(Data excerpts)
^^^^^^^^

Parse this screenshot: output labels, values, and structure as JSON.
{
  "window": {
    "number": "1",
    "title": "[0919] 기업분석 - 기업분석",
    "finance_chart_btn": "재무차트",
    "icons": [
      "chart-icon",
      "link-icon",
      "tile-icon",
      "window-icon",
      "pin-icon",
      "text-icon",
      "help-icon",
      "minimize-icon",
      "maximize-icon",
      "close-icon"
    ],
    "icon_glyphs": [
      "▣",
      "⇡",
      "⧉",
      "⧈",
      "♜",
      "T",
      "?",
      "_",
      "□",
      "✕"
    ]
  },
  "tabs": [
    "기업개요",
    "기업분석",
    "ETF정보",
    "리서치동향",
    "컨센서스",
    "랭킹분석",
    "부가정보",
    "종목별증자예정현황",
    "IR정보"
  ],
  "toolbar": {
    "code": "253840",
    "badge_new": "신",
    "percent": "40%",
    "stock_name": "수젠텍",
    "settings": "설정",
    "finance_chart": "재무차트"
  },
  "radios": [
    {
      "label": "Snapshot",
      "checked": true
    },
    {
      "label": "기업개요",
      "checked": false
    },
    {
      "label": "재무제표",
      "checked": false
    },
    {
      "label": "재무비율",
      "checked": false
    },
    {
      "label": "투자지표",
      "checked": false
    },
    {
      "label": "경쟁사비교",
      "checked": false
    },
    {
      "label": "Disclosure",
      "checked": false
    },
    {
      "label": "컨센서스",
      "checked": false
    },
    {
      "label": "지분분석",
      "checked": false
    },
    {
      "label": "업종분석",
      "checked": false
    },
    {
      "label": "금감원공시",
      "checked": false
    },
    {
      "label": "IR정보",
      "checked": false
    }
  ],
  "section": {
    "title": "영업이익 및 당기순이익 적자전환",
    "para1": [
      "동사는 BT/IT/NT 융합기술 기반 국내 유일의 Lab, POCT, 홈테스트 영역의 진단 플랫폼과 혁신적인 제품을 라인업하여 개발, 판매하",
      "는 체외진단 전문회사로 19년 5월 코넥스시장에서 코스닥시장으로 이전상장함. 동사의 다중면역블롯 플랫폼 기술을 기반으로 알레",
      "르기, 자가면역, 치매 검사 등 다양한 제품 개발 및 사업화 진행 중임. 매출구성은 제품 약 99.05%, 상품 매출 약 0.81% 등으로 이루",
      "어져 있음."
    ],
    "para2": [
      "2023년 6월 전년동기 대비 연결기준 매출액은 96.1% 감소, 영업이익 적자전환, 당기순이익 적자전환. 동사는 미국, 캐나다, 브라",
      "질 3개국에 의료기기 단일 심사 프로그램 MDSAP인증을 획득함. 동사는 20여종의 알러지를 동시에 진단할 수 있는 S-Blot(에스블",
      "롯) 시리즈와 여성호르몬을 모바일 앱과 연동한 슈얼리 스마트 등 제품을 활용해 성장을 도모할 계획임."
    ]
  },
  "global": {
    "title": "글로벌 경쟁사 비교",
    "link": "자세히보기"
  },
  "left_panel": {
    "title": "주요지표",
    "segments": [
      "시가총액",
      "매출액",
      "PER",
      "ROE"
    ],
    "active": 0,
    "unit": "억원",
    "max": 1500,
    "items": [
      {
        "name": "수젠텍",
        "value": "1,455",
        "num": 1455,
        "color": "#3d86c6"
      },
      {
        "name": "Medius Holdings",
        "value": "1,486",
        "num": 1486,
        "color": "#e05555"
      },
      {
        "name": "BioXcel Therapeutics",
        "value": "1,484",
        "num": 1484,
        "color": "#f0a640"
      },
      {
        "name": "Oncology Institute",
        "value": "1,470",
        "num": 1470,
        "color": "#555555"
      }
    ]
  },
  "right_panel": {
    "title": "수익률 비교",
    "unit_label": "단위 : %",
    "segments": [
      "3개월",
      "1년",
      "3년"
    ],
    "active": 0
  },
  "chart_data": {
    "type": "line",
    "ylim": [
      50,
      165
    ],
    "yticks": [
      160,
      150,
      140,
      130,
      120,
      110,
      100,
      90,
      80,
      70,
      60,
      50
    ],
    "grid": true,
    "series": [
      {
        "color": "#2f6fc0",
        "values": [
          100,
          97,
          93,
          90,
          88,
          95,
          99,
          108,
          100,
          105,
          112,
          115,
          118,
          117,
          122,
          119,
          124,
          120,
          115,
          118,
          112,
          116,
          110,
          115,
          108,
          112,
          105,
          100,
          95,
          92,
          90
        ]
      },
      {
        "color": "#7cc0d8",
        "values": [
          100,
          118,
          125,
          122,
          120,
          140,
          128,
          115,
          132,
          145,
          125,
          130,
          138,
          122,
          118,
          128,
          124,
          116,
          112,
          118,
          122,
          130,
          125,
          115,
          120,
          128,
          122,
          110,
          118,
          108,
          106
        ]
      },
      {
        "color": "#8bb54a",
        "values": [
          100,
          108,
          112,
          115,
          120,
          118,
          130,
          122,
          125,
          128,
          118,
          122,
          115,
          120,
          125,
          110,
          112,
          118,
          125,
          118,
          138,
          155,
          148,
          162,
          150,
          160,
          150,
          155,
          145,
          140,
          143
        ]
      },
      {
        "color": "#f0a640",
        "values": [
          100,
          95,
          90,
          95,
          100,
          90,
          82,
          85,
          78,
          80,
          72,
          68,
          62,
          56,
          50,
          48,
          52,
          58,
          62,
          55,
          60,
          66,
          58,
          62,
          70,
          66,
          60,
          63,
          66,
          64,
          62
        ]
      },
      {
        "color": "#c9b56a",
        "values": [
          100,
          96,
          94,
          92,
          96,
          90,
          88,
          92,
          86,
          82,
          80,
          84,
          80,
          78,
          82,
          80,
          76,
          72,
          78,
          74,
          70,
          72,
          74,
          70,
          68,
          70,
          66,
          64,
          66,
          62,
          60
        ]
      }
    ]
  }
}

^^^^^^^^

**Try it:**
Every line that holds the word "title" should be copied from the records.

**Solution below:**
    "title": "[0919] 기업분석 - 기업분석",
    "title": "영업이익 및 당기순이익 적자전환",
    "title": "글로벌 경쟁사 비교",
    "title": "주요지표",
    "title": "수익률 비교",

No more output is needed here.